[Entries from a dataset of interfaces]
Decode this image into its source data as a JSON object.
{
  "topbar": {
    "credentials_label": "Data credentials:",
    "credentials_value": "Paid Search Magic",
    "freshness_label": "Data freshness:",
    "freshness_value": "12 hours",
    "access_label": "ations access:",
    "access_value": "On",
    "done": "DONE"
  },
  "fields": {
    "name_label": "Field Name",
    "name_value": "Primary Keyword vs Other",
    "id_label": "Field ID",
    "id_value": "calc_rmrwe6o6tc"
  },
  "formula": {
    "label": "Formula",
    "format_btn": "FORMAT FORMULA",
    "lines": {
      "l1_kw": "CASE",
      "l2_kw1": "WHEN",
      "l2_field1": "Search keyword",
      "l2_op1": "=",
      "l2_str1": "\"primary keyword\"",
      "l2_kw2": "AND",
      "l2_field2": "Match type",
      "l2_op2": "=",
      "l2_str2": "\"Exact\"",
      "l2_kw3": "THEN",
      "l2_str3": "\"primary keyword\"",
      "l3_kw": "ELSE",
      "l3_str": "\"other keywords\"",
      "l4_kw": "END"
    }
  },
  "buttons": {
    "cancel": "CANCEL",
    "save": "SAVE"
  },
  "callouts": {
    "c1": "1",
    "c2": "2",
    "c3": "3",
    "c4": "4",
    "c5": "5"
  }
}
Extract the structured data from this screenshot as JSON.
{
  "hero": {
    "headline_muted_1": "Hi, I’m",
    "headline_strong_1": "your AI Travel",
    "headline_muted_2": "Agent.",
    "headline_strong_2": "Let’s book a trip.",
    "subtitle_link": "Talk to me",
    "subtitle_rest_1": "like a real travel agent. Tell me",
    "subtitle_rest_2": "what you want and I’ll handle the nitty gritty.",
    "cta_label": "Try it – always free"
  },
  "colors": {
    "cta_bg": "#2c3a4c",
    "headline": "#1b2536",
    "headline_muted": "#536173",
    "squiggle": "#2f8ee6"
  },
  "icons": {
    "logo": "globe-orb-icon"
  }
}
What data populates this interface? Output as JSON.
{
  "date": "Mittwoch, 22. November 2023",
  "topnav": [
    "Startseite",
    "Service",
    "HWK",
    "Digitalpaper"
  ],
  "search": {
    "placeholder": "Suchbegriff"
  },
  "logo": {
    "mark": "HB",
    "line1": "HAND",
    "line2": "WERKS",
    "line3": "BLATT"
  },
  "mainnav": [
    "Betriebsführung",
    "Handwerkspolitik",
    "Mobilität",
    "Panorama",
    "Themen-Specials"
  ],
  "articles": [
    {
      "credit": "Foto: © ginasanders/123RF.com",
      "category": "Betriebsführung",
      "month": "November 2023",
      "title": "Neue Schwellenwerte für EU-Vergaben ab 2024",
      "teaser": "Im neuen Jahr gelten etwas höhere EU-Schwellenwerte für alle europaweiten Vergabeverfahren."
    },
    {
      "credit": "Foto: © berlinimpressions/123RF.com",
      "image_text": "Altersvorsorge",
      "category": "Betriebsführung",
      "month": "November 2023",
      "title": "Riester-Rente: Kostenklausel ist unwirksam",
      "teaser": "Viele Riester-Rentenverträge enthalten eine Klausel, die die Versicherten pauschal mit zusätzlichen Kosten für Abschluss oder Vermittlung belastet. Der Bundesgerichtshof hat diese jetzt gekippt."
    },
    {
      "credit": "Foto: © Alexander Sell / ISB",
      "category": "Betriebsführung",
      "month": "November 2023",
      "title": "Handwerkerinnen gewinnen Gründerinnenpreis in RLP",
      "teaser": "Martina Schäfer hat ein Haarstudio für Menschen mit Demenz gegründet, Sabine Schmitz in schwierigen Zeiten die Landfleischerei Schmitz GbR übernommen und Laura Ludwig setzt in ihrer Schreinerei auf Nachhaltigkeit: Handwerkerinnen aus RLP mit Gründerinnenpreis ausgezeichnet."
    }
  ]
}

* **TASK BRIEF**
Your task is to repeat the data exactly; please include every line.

* **OUTPUT**
Decode this image into its source data as a JSON object.
{
  "topbar": {
    "credentials_label": "Data credentials:",
    "credentials_value": "Paid Search Magic",
    "freshness_label": "Data freshness:",
    "freshness_value": "12 hours",
    "access_label": "ations access:",
    "access_value": "On",
    "done": "DONE"
  },
  "fields": {
    "name_label": "Field Name",
    "name_value": "Primary Keyword vs Other",
    "id_label": "Field ID",
    "id_value": "calc_rmrwe6o6tc"
  },
  "formula": {
    "label": "Formula",
    "format_btn": "FORMAT FORMULA",
    "lines": {
      "l1_kw": "CASE",
      "l2_kw1": "WHEN",
      "l2_field1": "Search keyword",
      "l2_op1": "=",
      "l2_str1": "\"primary keyword\"",
      "l2_kw2": "AND",
      "l2_field2": "Match type",
      "l2_op2": "=",
      "l2_str2": "\"Exact\"",
      "l2_kw3": "THEN",
      "l2_str3": "\"primary keyword\"",
      "l3_kw": "ELSE",
      "l3_str": "\"other keywords\"",
      "l4_kw": "END"
    }
  },
  "buttons": {
    "cancel": "CANCEL",
    "save": "SAVE"
  },
  "callouts": {
    "c1": "1",
    "c2": "2",
    "c3": "3",
    "c4": "4",
    "c5": "5"
  }
}
Extract the structured data from this screenshot as JSON.
{
  "hero": {
    "headline_muted_1": "Hi, I’m",
    "headline_strong_1": "your AI Travel",
    "headline_muted_2": "Agent.",
    "headline_strong_2": "Let’s book a trip.",
    "subtitle_link": "Talk to me",
    "subtitle_rest_1": "like a real travel agent. Tell me",
    "subtitle_rest_2": "what you want and I’ll handle the nitty gritty.",
    "cta_label": "Try it – always free"
  },
  "colors": {
    "cta_bg": "#2c3a4c",
    "headline": "#1b2536",
    "headline_muted": "#536173",
    "squiggle": "#2f8ee6"
  },
  "icons": {
    "logo": "globe-orb-icon"
  }
}
What data populates this interface? Output as JSON.
{
  "date": "Mittwoch, 22. November 2023",
  "topnav": [
    "Startseite",
    "Service",
    "HWK",
    "Digitalpaper"
  ],
  "search": {
    "placeholder": "Suchbegriff"
  },
  "logo": {
    "mark": "HB",
    "line1": "HAND",
    "line2": "WERKS",
    "line3": "BLATT"
  },
  "mainnav": [
    "Betriebsführung",
    "Handwerkspolitik",
    "Mobilität",
    "Panorama",
    "Themen-Specials"
  ],
  "articles": [
    {
      "credit": "Foto: © ginasanders/123RF.com",
      "category": "Betriebsführung",
      "month": "November 2023",
      "title": "Neue Schwellenwerte für EU-Vergaben ab 2024",
      "teaser": "Im neuen Jahr gelten etwas höhere EU-Schwellenwerte für alle europaweiten Vergabeverfahren."
    },
    {
      "credit": "Foto: © berlinimpressions/123RF.com",
      "image_text": "Altersvorsorge",
      "category": "Betriebsführung",
      "month": "November 2023",
      "title": "Riester-Rente: Kostenklausel ist unwirksam",
      "teaser": "Viele Riester-Rentenverträge enthalten eine Klausel, die die Versicherten pauschal mit zusätzlichen Kosten für Abschluss oder Vermittlung belastet. Der Bundesgerichtshof hat diese jetzt gekippt."
    },
    {
      "credit": "Foto: © Alexander Sell / ISB",
      "category": "Betriebsführung",
      "month": "November 2023",
      "title": "Handwerkerinnen gewinnen Gründerinnenpreis in RLP",
      "teaser": "Martina Schäfer hat ein Haarstudio für Menschen mit Demenz gegründet, Sabine Schmitz in schwierigen Zeiten die Landfleischerei Schmitz GbR übernommen und Laura Ludwig setzt in ihrer Schreinerei auf Nachhaltigkeit: Handwerkerinnen aus RLP mit Gründerinnenpreis ausgezeichnet."
    }
  ]
}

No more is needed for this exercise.